WHAT IS BEING ASKED: Without the images, output each record below as it stands.

[SUPPLIED RECORDS Boundary: Start]

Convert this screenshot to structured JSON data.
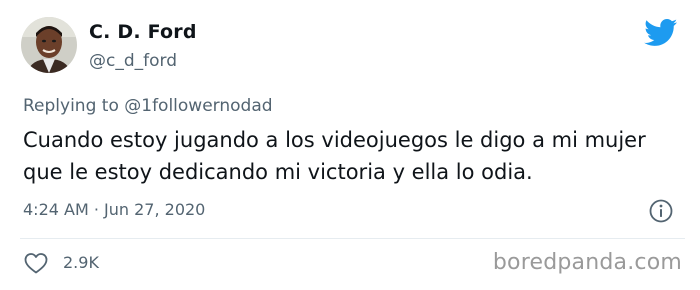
{
  "author": {
    "name": "C. D. Ford",
    "handle": "@c_d_ford"
  },
  "reply": {
    "prefix": "Replying to ",
    "target": "@1followernodad"
  },
  "tweet": {
    "text": "Cuando estoy jugando a los videojuegos le digo a mi mujer que le estoy dedicando mi victoria y ella lo odia.",
    "timestamp": "4:24 AM · Jun 27, 2020"
  },
  "engagement": {
    "likes": "2.9K"
  },
  "watermark": "boredpanda.com",
  "icons": {
    "brand": "twitter-bird-icon",
    "info": "info-icon",
    "like": "heart-icon"
  },
  "colors": {
    "twitter_blue": "#1d9bf0",
    "text_primary": "#0f1419",
    "text_secondary": "#536471",
    "divider": "#e6ecf0"
  }
}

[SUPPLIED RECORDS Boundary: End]

TASK ANSWER:
Convert this screenshot to structured JSON data.
{
  "author": {
    "name": "C. D. Ford",
    "handle": "@c_d_ford"
  },
  "reply": {
    "prefix": "Replying to ",
    "target": "@1followernodad"
  },
  "tweet": {
    "text": "Cuando estoy jugando a los videojuegos le digo a mi mujer que le estoy dedicando mi victoria y ella lo odia.",
    "timestamp": "4:24 AM · Jun 27, 2020"
  },
  "engagement": {
    "likes": "2.9K"
  },
  "watermark": "boredpanda.com",
  "icons": {
    "brand": "twitter-bird-icon",
    "info": "info-icon",
    "like": "heart-icon"
  },
  "colors": {
    "twitter_blue": "#1d9bf0",
    "text_primary": "#0f1419",
    "text_secondary": "#536471",
    "divider": "#e6ecf0"
  }
}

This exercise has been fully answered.